Exercise goal:
Establish how many lines below contain the string "text". Respond with that number alone.

(Web page and app entries)
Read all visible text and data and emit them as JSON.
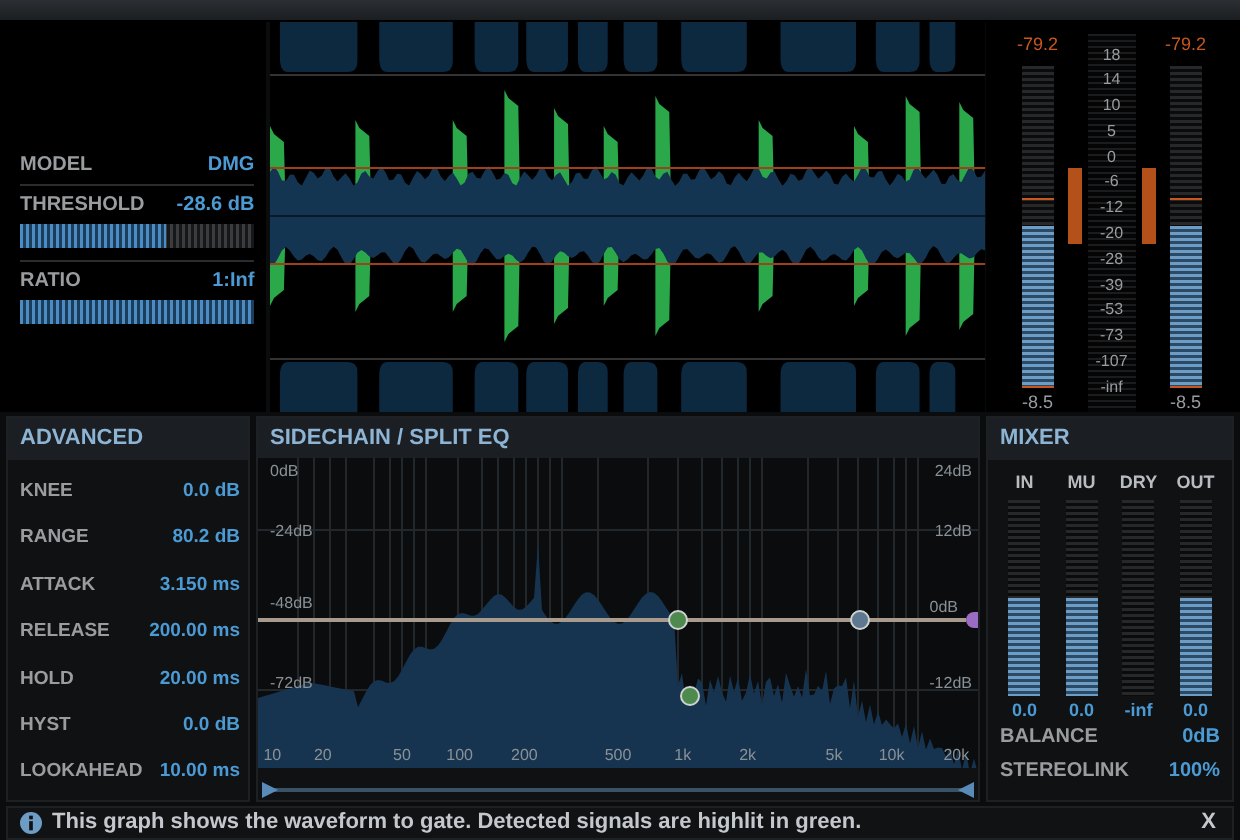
{
  "left_panel": {
    "model": {
      "label": "MODEL",
      "value": "DMG"
    },
    "threshold": {
      "label": "THRESHOLD",
      "value": "-28.6 dB",
      "level": 0.62
    },
    "ratio": {
      "label": "RATIO",
      "value": "1:Inf",
      "level": 1
    }
  },
  "output_meters": {
    "scale": [
      "18",
      "14",
      "10",
      "5",
      "0",
      "-6",
      "-12",
      "-20",
      "-28",
      "-39",
      "-53",
      "-73",
      "-107",
      "-inf"
    ],
    "channels": [
      {
        "peak": "-79.2",
        "reading": "-8.5",
        "level": 0.5
      },
      {
        "peak": "-79.2",
        "reading": "-8.5",
        "level": 0.5
      }
    ]
  },
  "advanced": {
    "title": "ADVANCED",
    "params": [
      {
        "label": "KNEE",
        "value": "0.0 dB"
      },
      {
        "label": "RANGE",
        "value": "80.2 dB"
      },
      {
        "label": "ATTACK",
        "value": "3.150 ms"
      },
      {
        "label": "RELEASE",
        "value": "200.00 ms"
      },
      {
        "label": "HOLD",
        "value": "20.00 ms"
      },
      {
        "label": "HYST",
        "value": "0.0 dB"
      },
      {
        "label": "LOOKAHEAD",
        "value": "10.00 ms"
      }
    ]
  },
  "sidechain": {
    "title": "SIDECHAIN / SPLIT EQ",
    "left_axis": [
      "0dB",
      "-24dB",
      "-48dB",
      "-72dB"
    ],
    "right_axis": [
      "24dB",
      "12dB",
      "0dB",
      "-12dB"
    ],
    "freq_axis": [
      "10",
      "20",
      "50",
      "100",
      "200",
      "500",
      "1k",
      "2k",
      "5k",
      "10k",
      "20k"
    ]
  },
  "mixer": {
    "title": "MIXER",
    "meters": [
      {
        "label": "IN",
        "value": "0.0",
        "level": 0.5
      },
      {
        "label": "MU",
        "value": "0.0",
        "level": 0.5
      },
      {
        "label": "DRY",
        "value": "-inf",
        "level": 0
      },
      {
        "label": "OUT",
        "value": "0.0",
        "level": 0.5
      }
    ],
    "balance": {
      "label": "BALANCE",
      "value": "0dB"
    },
    "stereolink": {
      "label": "STEREOLINK",
      "value": "100%"
    }
  },
  "info_bar": {
    "text": "This graph shows the waveform to gate. Detected signals are highlit in green.",
    "close": "X"
  }
}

Task answer:
2